Freight News, Sea

Brittany Ferries plots recovery after worst year in decades

[ March 19, 2021   //   ]

Freight fared relatively well at Brittany Ferries in what was otherwise some of the most disappointing figures in its history it said following its annual general meeting in St Pol de Leon, France on 19 March. In a year dominated by the Covid crisis and amid on-going Brexit concerns, freight was down 20% while 2020 passenger numbers fell to less than a third of normal levels.

Despite a dreadful 2020, the company has embarked on a “robust” five-year recovery plan to bridge the immediate crisis and prepare for a return to normal service.

With ongoing support from banks and the French government – Brittany Ferries says it can therefore look beyond the current storm with optimism.

Brittany Ferries largely returned to its roots as a freight-only operation towards the end of last year. in total it carried 160,377 units in 2020 compared with the previous year’s tally of 201,554. Market distortions were caused by stockpiling at the end of the Brexit transition period and amid concerns about new border controls and import/export processes. The Covid crisis also impacted freight volumes, albeit not as significantly as it did for passenger traffic.
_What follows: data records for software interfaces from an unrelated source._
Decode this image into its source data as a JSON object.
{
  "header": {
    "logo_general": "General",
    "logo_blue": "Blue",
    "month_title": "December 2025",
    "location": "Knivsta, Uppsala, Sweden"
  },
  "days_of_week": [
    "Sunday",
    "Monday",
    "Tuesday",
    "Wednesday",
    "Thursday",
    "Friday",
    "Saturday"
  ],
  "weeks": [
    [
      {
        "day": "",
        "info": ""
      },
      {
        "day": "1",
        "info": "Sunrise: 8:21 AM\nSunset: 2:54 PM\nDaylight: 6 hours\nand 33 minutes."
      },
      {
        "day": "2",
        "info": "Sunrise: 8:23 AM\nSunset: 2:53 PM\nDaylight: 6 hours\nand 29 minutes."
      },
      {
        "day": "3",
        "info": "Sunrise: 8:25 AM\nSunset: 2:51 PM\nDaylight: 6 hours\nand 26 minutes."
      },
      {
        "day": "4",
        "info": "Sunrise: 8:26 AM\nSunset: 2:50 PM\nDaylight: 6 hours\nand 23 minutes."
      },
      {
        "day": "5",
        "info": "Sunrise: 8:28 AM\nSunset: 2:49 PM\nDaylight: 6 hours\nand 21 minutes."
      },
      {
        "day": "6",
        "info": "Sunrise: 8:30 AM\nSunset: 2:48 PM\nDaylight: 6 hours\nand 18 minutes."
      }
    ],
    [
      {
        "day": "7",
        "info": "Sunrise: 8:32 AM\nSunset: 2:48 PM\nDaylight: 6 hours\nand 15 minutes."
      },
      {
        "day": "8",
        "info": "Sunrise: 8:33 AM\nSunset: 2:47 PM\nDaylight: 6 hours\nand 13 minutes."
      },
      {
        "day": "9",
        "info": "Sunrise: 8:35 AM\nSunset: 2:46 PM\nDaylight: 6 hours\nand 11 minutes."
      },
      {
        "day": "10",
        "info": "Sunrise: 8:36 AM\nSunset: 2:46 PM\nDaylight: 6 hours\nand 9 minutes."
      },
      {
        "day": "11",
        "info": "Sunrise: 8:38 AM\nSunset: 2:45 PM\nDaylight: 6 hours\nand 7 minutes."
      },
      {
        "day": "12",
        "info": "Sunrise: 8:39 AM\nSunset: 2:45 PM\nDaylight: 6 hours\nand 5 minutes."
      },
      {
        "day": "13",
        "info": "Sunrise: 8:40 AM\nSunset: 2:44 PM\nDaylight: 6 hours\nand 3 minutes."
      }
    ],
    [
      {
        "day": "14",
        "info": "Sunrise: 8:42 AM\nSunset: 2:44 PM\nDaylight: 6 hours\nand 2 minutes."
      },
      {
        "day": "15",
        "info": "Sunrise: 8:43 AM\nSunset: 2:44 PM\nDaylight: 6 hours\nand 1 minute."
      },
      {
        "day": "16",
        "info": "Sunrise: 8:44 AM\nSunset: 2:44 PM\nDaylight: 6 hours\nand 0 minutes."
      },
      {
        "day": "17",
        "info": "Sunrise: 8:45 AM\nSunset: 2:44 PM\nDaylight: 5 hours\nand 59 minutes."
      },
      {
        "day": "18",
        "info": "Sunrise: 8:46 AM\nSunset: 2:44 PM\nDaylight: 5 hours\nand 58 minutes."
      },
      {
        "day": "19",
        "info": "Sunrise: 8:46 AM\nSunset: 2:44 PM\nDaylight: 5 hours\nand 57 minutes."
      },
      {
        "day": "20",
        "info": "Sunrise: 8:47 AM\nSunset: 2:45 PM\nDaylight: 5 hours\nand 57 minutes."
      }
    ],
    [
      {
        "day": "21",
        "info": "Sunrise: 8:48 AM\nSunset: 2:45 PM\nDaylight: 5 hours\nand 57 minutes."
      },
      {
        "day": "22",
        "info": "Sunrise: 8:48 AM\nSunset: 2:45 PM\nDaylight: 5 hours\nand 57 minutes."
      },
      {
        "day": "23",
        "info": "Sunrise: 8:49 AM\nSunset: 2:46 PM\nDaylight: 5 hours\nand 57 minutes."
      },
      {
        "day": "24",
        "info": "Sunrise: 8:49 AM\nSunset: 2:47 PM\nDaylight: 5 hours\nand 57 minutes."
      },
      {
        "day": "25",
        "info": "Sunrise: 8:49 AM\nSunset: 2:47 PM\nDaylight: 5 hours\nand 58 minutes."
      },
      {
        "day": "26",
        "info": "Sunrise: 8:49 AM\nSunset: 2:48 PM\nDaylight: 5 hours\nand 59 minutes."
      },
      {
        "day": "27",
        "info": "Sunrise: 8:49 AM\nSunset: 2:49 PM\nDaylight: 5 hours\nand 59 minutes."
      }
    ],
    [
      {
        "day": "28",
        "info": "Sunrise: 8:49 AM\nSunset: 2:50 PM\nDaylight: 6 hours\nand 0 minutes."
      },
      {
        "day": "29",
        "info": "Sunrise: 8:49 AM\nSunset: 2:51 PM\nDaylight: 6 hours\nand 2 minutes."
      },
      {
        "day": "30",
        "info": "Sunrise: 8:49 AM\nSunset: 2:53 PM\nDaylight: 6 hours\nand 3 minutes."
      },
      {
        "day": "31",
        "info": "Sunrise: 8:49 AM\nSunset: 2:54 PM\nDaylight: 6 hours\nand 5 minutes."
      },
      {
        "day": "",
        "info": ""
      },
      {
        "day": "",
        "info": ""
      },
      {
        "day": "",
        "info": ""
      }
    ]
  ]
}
In an otherwise miserable year, notable highlights included winning the third in a series of Brexit-related ferry contracts with the UK. This guaranteed DfT space aboard vessels to ensure the supply of essential goods like medicines in the event of potential chaos at short-sea ports on the Channel. As well as supporting routes like Le Havre to Portsmouth, these contracts reinforced the strategic significance of Brittany Ferries’ route network to national governments, as well as to local regions.

Thanks to the flexibility of its fleet the company was also able to open direct routes connecting Ireland with France, thus avoiding the need to transport goods via the UK land-bridge.

The “ferroutage” multimodal project also progressed, reflecting a wider trend in the ferry sector to link ferry services with European rail routes. Work began on the SNCF rail network which will allow freight to be carried by train between Bayonne and Cherbourg.

Freighter MV Cotentin made a welcome return to the fleet, in preparation for the project launch in 2022. She adds capacity to the route network and started operations by supporting DfT contracts in early 2021.

In December 2020, the company welcomed its new ship Galicia to the fleet. This greener super-ferry, part of investment made before the Covid crisis struck, operates two weekly rotations between the UK and Spain and one from Cherbourg to Portsmouth.

Two further E-Flexer class vessels will join the fleet in 2022 and 2023, powered by liquefied natural gas (LNG) and the infrastructure to support LNG bunkering will begin construction in Bilbao this year in preparation for their arrival.